As reported in today's Daily Dose, Pediatrics has published an article
(link is to abstract only) that estimates thousands of pediatric patients die each year due to medical error:
Thousands of children die unnecessarily in hospitals because of medical errors stemming from patient-safety lapses, and the extra cost of care for pediatric patients exposed to 20 types of safety problems exceeds $1 billion annually, according to a study in the June Pediatrics. The study confirmed that medical errors are a significant problem for children as well as adults, and it identified the very young and the very poor as more vulnerable than children in general. Researchers from the department of pediatrics at Johns Hopkins University, Baltimore, said the figures on patient deaths were conservative. The methods used to identify 4,483 unnecessary deaths from an analysis of 5.7 million records in 2000 "can detect only a small portion of the types of patient safety events that actually happen in hospitals," according to the article.
More than 51,000 cases of medical error were discovered, and four of the 20 types of treatment failure occurred at a rate exceeding 100 per 10,000 discharges. Those were failure to rescue a patient suffering from a threatening event, postoperative sepsis, and obstetric trauma with and without the use of instrumentation. The study also recorded the financial cost of each of the 20 types of treatment failure. For example, each case of sepsis resulted in an average of 26 extra hospital days and $118,000 in extra charges.

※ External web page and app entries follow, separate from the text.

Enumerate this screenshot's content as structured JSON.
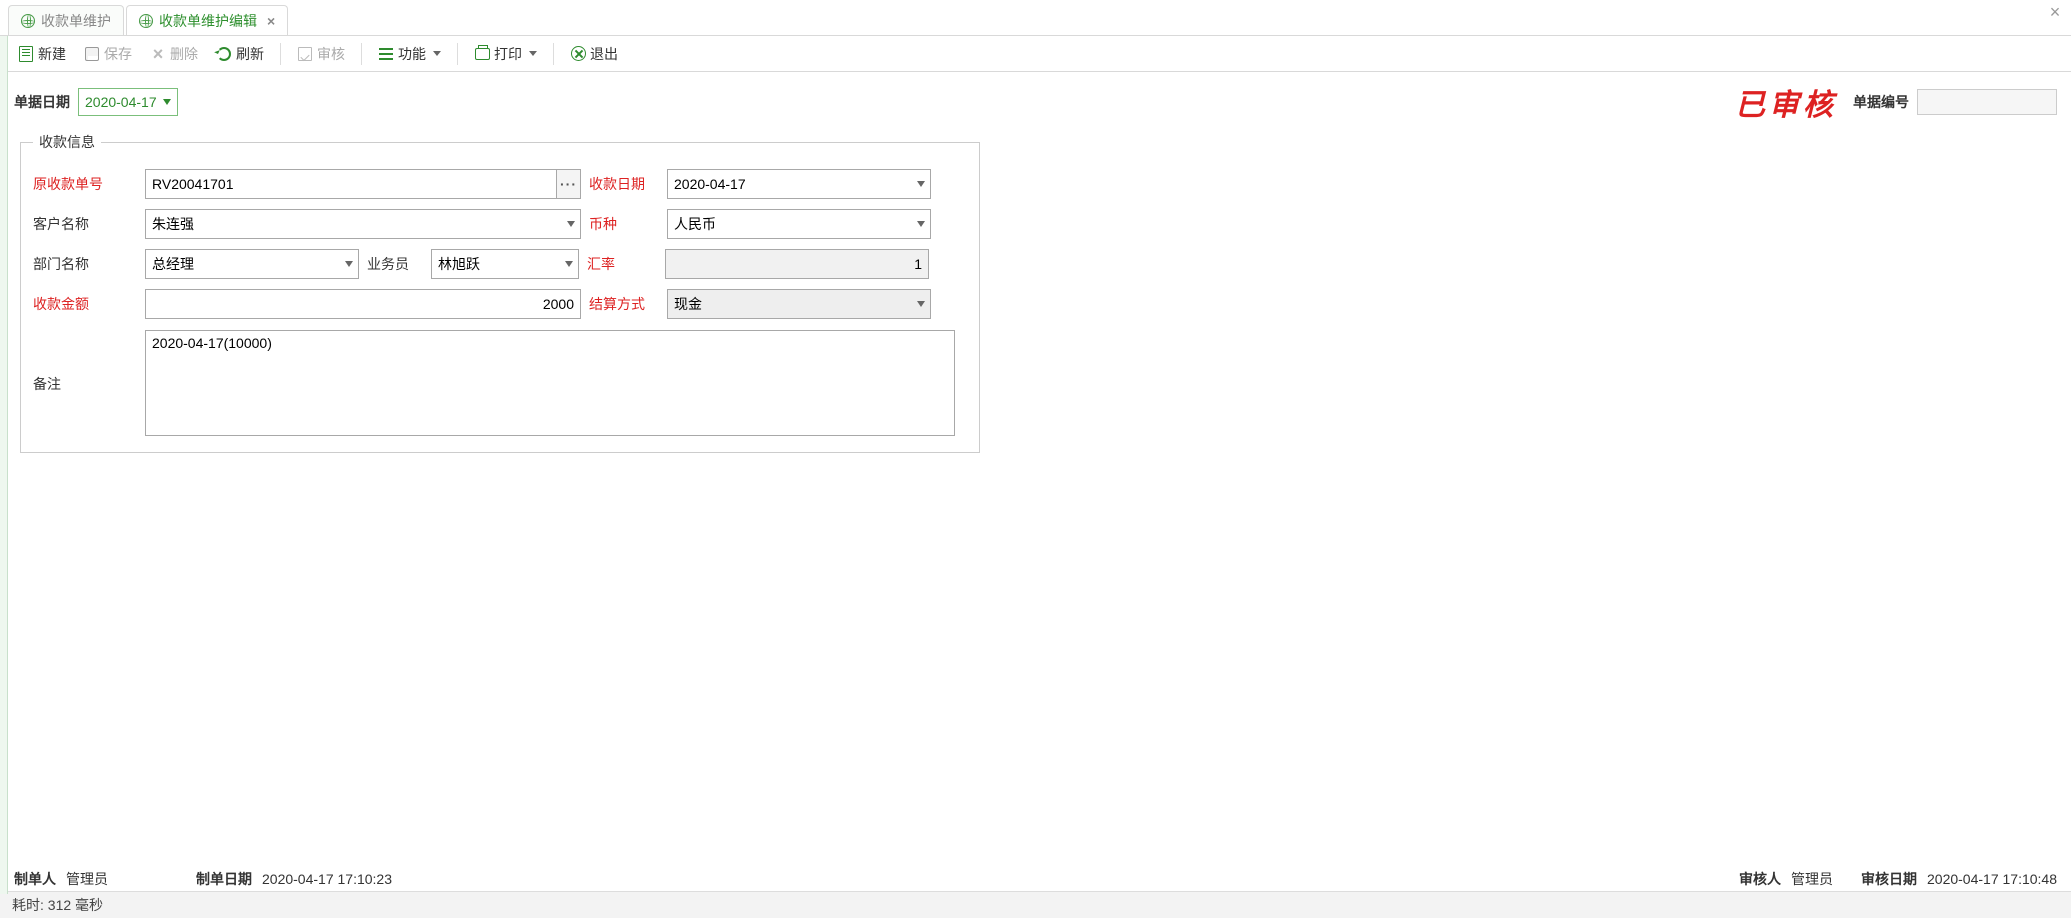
{
  "tabs": {
    "inactive": "收款单维护",
    "active": "收款单维护编辑"
  },
  "toolbar": {
    "new": "新建",
    "save": "保存",
    "delete": "删除",
    "refresh": "刷新",
    "audit": "审核",
    "func": "功能",
    "print": "打印",
    "exit": "退出"
  },
  "header": {
    "doc_date_label": "单据日期",
    "doc_date": "2020-04-17",
    "stamp": "已审核",
    "doc_no_label": "单据编号",
    "doc_no": ""
  },
  "form": {
    "legend": "收款信息",
    "orig_no_label": "原收款单号",
    "orig_no": "RV20041701",
    "rcv_date_label": "收款日期",
    "rcv_date": "2020-04-17",
    "cust_label": "客户名称",
    "cust": "朱连强",
    "currency_label": "币种",
    "currency": "人民币",
    "dept_label": "部门名称",
    "dept": "总经理",
    "sales_label": "业务员",
    "sales": "林旭跃",
    "rate_label": "汇率",
    "rate": "1",
    "amount_label": "收款金额",
    "amount": "2000",
    "settle_label": "结算方式",
    "settle": "现金",
    "memo_label": "备注",
    "memo": "2020-04-17(10000)"
  },
  "footer": {
    "maker_label": "制单人",
    "maker": "管理员",
    "make_date_label": "制单日期",
    "make_date": "2020-04-17 17:10:23",
    "auditor_label": "审核人",
    "auditor": "管理员",
    "audit_date_label": "审核日期",
    "audit_date": "2020-04-17 17:10:48"
  },
  "status": "耗时: 312 毫秒"
}
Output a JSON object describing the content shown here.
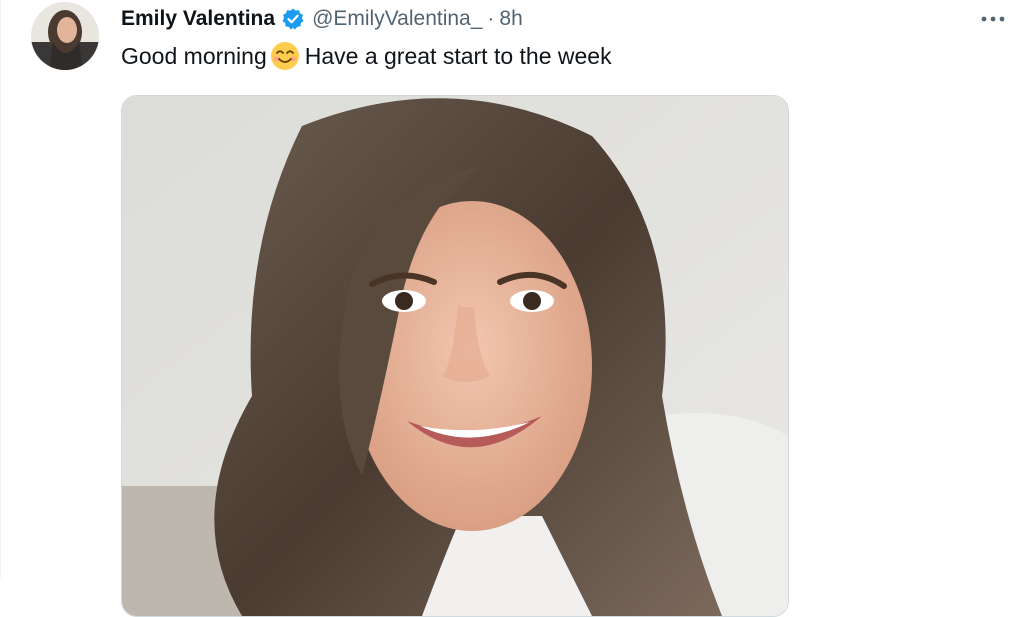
{
  "tweet": {
    "author_name": "Emily Valentina",
    "handle": "@EmilyValentina_",
    "separator": "·",
    "time": "8h",
    "text_before_emoji": "Good morning",
    "text_after_emoji": "Have a great start to the week",
    "more_menu_label": "···"
  },
  "icons": {
    "verified": "verified-badge-icon",
    "emoji": "smiling-face-with-smiling-eyes-icon",
    "more": "more-options-icon"
  },
  "colors": {
    "verified_blue": "#1d9bf0",
    "secondary_text": "#536471",
    "primary_text": "#0f1419"
  }
}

The abstract concludes: "Patient safety problems for hospitalized children occur frequently and with substantial impacts to our health care industry. Unmeasurable by this study are the additional "costs" and "burdens" of safety events that our patients are forced to handle. Additional work to describe and quantify better these outcomes in addition to ones measured here can help solidify the "business case" for patient safety efforts."